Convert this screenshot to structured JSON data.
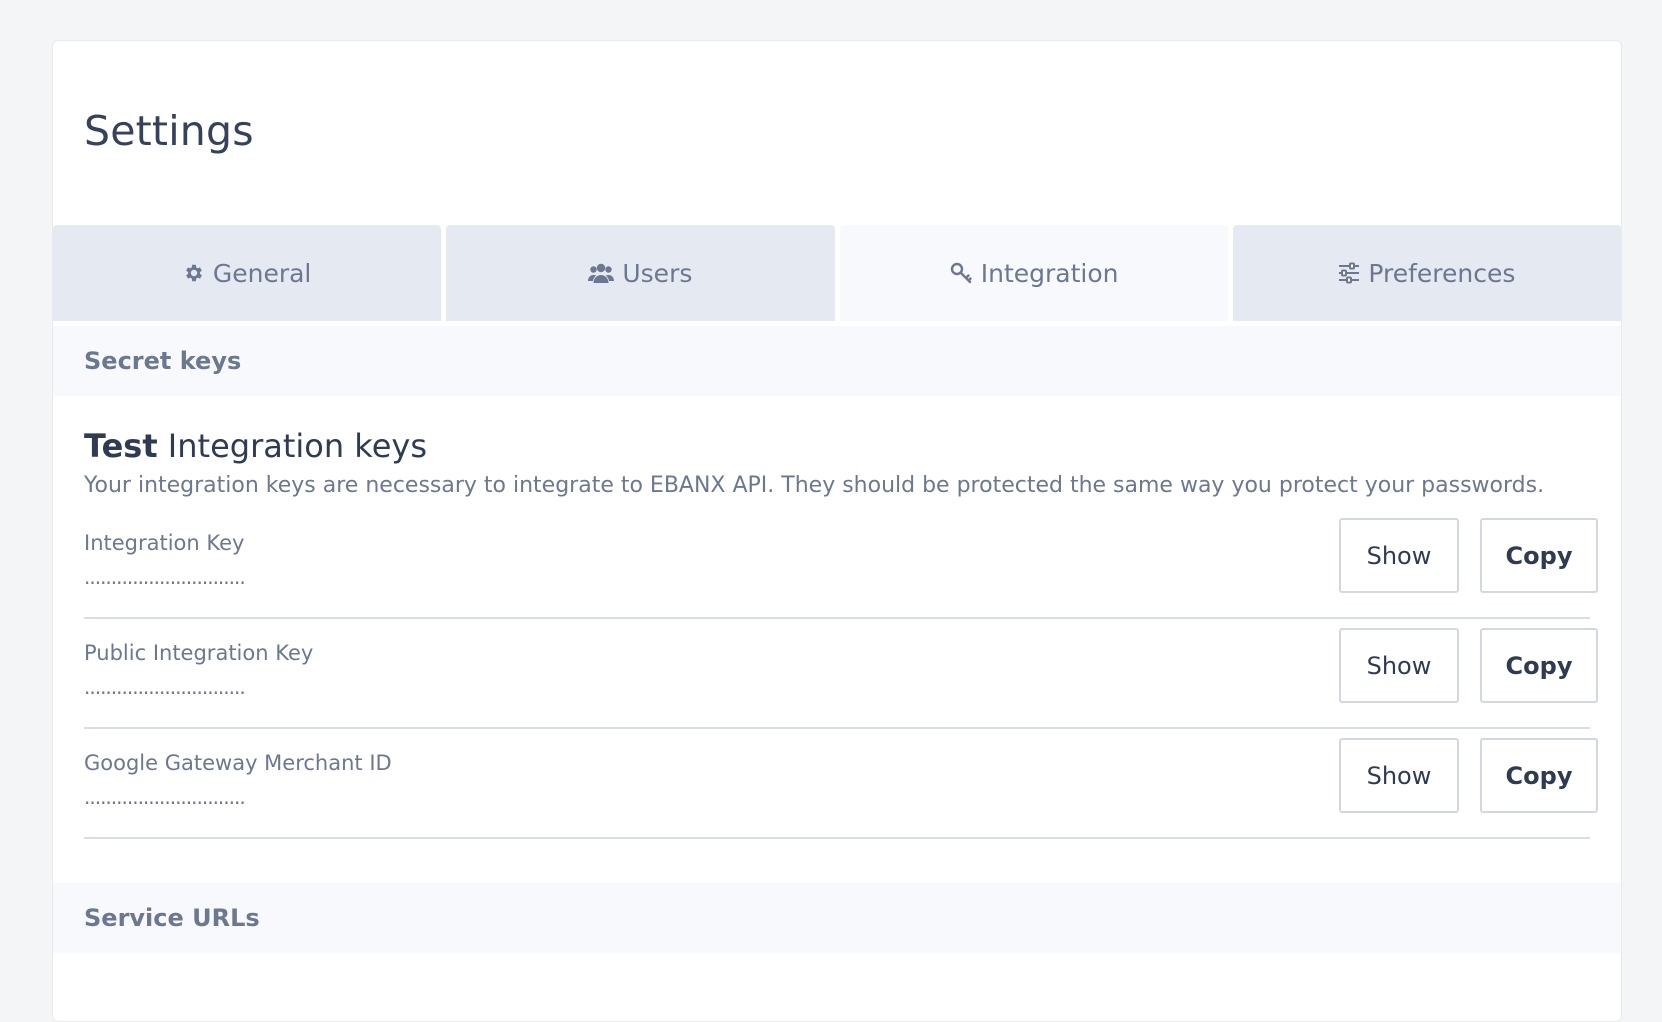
{
  "page": {
    "title": "Settings"
  },
  "tabs": [
    {
      "label": "General",
      "icon": "gear-icon"
    },
    {
      "label": "Users",
      "icon": "users-icon"
    },
    {
      "label": "Integration",
      "icon": "key-icon",
      "active": true
    },
    {
      "label": "Preferences",
      "icon": "sliders-icon"
    }
  ],
  "sections": {
    "secret_keys": "Secret keys",
    "service_urls": "Service URLs"
  },
  "integration_keys": {
    "title_bold": "Test",
    "title_rest": " Integration keys",
    "description": "Your integration keys are necessary to integrate to EBANX API. They should be protected the same way you protect your passwords.",
    "rows": [
      {
        "label": "Integration Key",
        "value": "..............................",
        "show_label": "Show",
        "copy_label": "Copy"
      },
      {
        "label": "Public Integration Key",
        "value": "..............................",
        "show_label": "Show",
        "copy_label": "Copy"
      },
      {
        "label": "Google Gateway Merchant ID",
        "value": "..............................",
        "show_label": "Show",
        "copy_label": "Copy"
      }
    ]
  },
  "colors": {
    "background": "#f4f5f7",
    "tab_inactive": "#e5e9f2",
    "tab_active": "#f8f9fc",
    "text_primary": "#2f3b53",
    "text_muted": "#6b7890"
  }
}
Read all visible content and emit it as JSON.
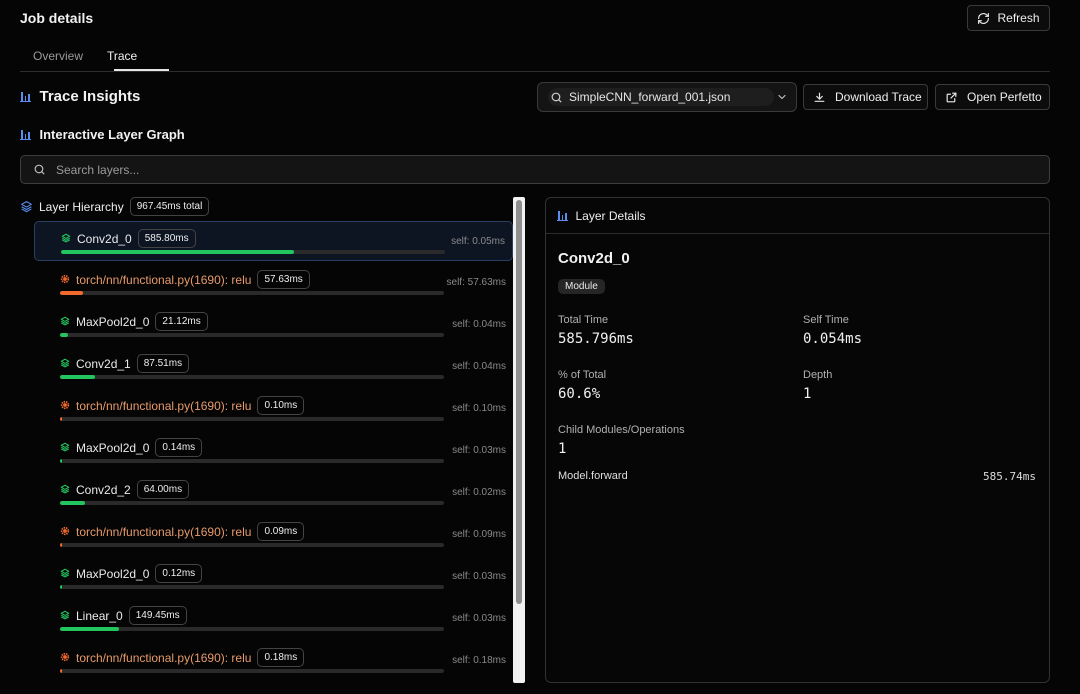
{
  "header": {
    "title": "Job details",
    "refresh_label": "Refresh"
  },
  "tabs": [
    {
      "label": "Overview",
      "active": false
    },
    {
      "label": "Trace",
      "active": true
    }
  ],
  "insights": {
    "title": "Trace Insights",
    "file_selected": "SimpleCNN_forward_001.json",
    "download_label": "Download Trace",
    "perfetto_label": "Open Perfetto"
  },
  "graph": {
    "title": "Interactive Layer Graph",
    "search_placeholder": "Search layers..."
  },
  "hierarchy": {
    "title": "Layer Hierarchy",
    "total": "967.45ms total",
    "layers": [
      {
        "name": "Conv2d_0",
        "time": "585.80ms",
        "self": "self: 0.05ms",
        "kind": "module",
        "fraction": 0.606,
        "selected": true
      },
      {
        "name": "torch/nn/functional.py(1690): relu",
        "time": "57.63ms",
        "self": "self: 57.63ms",
        "kind": "op",
        "fraction": 0.06
      },
      {
        "name": "MaxPool2d_0",
        "time": "21.12ms",
        "self": "self: 0.04ms",
        "kind": "module",
        "fraction": 0.022
      },
      {
        "name": "Conv2d_1",
        "time": "87.51ms",
        "self": "self: 0.04ms",
        "kind": "module",
        "fraction": 0.09
      },
      {
        "name": "torch/nn/functional.py(1690): relu",
        "time": "0.10ms",
        "self": "self: 0.10ms",
        "kind": "op",
        "fraction": 0
      },
      {
        "name": "MaxPool2d_0",
        "time": "0.14ms",
        "self": "self: 0.03ms",
        "kind": "module",
        "fraction": 0
      },
      {
        "name": "Conv2d_2",
        "time": "64.00ms",
        "self": "self: 0.02ms",
        "kind": "module",
        "fraction": 0.066
      },
      {
        "name": "torch/nn/functional.py(1690): relu",
        "time": "0.09ms",
        "self": "self: 0.09ms",
        "kind": "op",
        "fraction": 0
      },
      {
        "name": "MaxPool2d_0",
        "time": "0.12ms",
        "self": "self: 0.03ms",
        "kind": "module",
        "fraction": 0
      },
      {
        "name": "Linear_0",
        "time": "149.45ms",
        "self": "self: 0.03ms",
        "kind": "module",
        "fraction": 0.154
      },
      {
        "name": "torch/nn/functional.py(1690): relu",
        "time": "0.18ms",
        "self": "self: 0.18ms",
        "kind": "op",
        "fraction": 0
      }
    ]
  },
  "details": {
    "title": "Layer Details",
    "name": "Conv2d_0",
    "type": "Module",
    "total_time_label": "Total Time",
    "total_time": "585.796ms",
    "self_time_label": "Self Time",
    "self_time": "0.054ms",
    "pct_label": "% of Total",
    "pct": "60.6%",
    "depth_label": "Depth",
    "depth": "1",
    "children_label": "Child Modules/Operations",
    "children": "1",
    "parent_name": "Model.forward",
    "parent_time": "585.74ms"
  },
  "colors": {
    "accent": "#5b8df0",
    "module": "#22c55e",
    "op": "#f06a2e",
    "op_text": "#e79a6a"
  },
  "icons": {
    "refresh": "refresh-icon",
    "chart": "bar-chart-icon",
    "search": "search-icon",
    "download": "download-icon",
    "external": "external-link-icon",
    "layers": "layers-icon",
    "module": "module-layers-icon",
    "op": "operation-gear-icon",
    "chevron": "chevron-down-icon"
  }
}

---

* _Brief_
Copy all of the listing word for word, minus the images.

* _The completed task_
Convert this screenshot to structured JSON data.
{
  "page": {
    "title": "Settings"
  },
  "tabs": [
    {
      "label": "General",
      "icon": "gear-icon"
    },
    {
      "label": "Users",
      "icon": "users-icon"
    },
    {
      "label": "Integration",
      "icon": "key-icon",
      "active": true
    },
    {
      "label": "Preferences",
      "icon": "sliders-icon"
    }
  ],
  "sections": {
    "secret_keys": "Secret keys",
    "service_urls": "Service URLs"
  },
  "integration_keys": {
    "title_bold": "Test",
    "title_rest": " Integration keys",
    "description": "Your integration keys are necessary to integrate to EBANX API. They should be protected the same way you protect your passwords.",
    "rows": [
      {
        "label": "Integration Key",
        "value": "..............................",
        "show_label": "Show",
        "copy_label": "Copy"
      },
      {
        "label": "Public Integration Key",
        "value": "..............................",
        "show_label": "Show",
        "copy_label": "Copy"
      },
      {
        "label": "Google Gateway Merchant ID",
        "value": "..............................",
        "show_label": "Show",
        "copy_label": "Copy"
      }
    ]
  },
  "colors": {
    "background": "#f4f5f7",
    "tab_inactive": "#e5e9f2",
    "tab_active": "#f8f9fc",
    "text_primary": "#2f3b53",
    "text_muted": "#6b7890"
  }
}
Read all visible content and emit it as JSON.
{
  "header": {
    "title": "Job details",
    "refresh_label": "Refresh"
  },
  "tabs": [
    {
      "label": "Overview",
      "active": false
    },
    {
      "label": "Trace",
      "active": true
    }
  ],
  "insights": {
    "title": "Trace Insights",
    "file_selected": "SimpleCNN_forward_001.json",
    "download_label": "Download Trace",
    "perfetto_label": "Open Perfetto"
  },
  "graph": {
    "title": "Interactive Layer Graph",
    "search_placeholder": "Search layers..."
  },
  "hierarchy": {
    "title": "Layer Hierarchy",
    "total": "967.45ms total",
    "layers": [
      {
        "name": "Conv2d_0",
        "time": "585.80ms",
        "self": "self: 0.05ms",
        "kind": "module",
        "fraction": 0.606,
        "selected": true
      },
      {
        "name": "torch/nn/functional.py(1690): relu",
        "time": "57.63ms",
        "self": "self: 57.63ms",
        "kind": "op",
        "fraction": 0.06
      },
      {
        "name": "MaxPool2d_0",
        "time": "21.12ms",
        "self": "self: 0.04ms",
        "kind": "module",
        "fraction": 0.022
      },
      {
        "name": "Conv2d_1",
        "time": "87.51ms",
        "self": "self: 0.04ms",
        "kind": "module",
        "fraction": 0.09
      },
      {
        "name": "torch/nn/functional.py(1690): relu",
        "time": "0.10ms",
        "self": "self: 0.10ms",
        "kind": "op",
        "fraction": 0
      },
      {
        "name": "MaxPool2d_0",
        "time": "0.14ms",
        "self": "self: 0.03ms",
        "kind": "module",
        "fraction": 0
      },
      {
        "name": "Conv2d_2",
        "time": "64.00ms",
        "self": "self: 0.02ms",
        "kind": "module",
        "fraction": 0.066
      },
      {
        "name": "torch/nn/functional.py(1690): relu",
        "time": "0.09ms",
        "self": "self: 0.09ms",
        "kind": "op",
        "fraction": 0
      },
      {
        "name": "MaxPool2d_0",
        "time": "0.12ms",
        "self": "self: 0.03ms",
        "kind": "module",
        "fraction": 0
      },
      {
        "name": "Linear_0",
        "time": "149.45ms",
        "self": "self: 0.03ms",
        "kind": "module",
        "fraction": 0.154
      },
      {
        "name": "torch/nn/functional.py(1690): relu",
        "time": "0.18ms",
        "self": "self: 0.18ms",
        "kind": "op",
        "fraction": 0
      }
    ]
  },
  "details": {
    "title": "Layer Details",
    "name": "Conv2d_0",
    "type": "Module",
    "total_time_label": "Total Time",
    "total_time": "585.796ms",
    "self_time_label": "Self Time",
    "self_time": "0.054ms",
    "pct_label": "% of Total",
    "pct": "60.6%",
    "depth_label": "Depth",
    "depth": "1",
    "children_label": "Child Modules/Operations",
    "children": "1",
    "parent_name": "Model.forward",
    "parent_time": "585.74ms"
  },
  "colors": {
    "accent": "#5b8df0",
    "module": "#22c55e",
    "op": "#f06a2e",
    "op_text": "#e79a6a"
  },
  "icons": {
    "refresh": "refresh-icon",
    "chart": "bar-chart-icon",
    "search": "search-icon",
    "download": "download-icon",
    "external": "external-link-icon",
    "layers": "layers-icon",
    "module": "module-layers-icon",
    "op": "operation-gear-icon",
    "chevron": "chevron-down-icon"
  }
}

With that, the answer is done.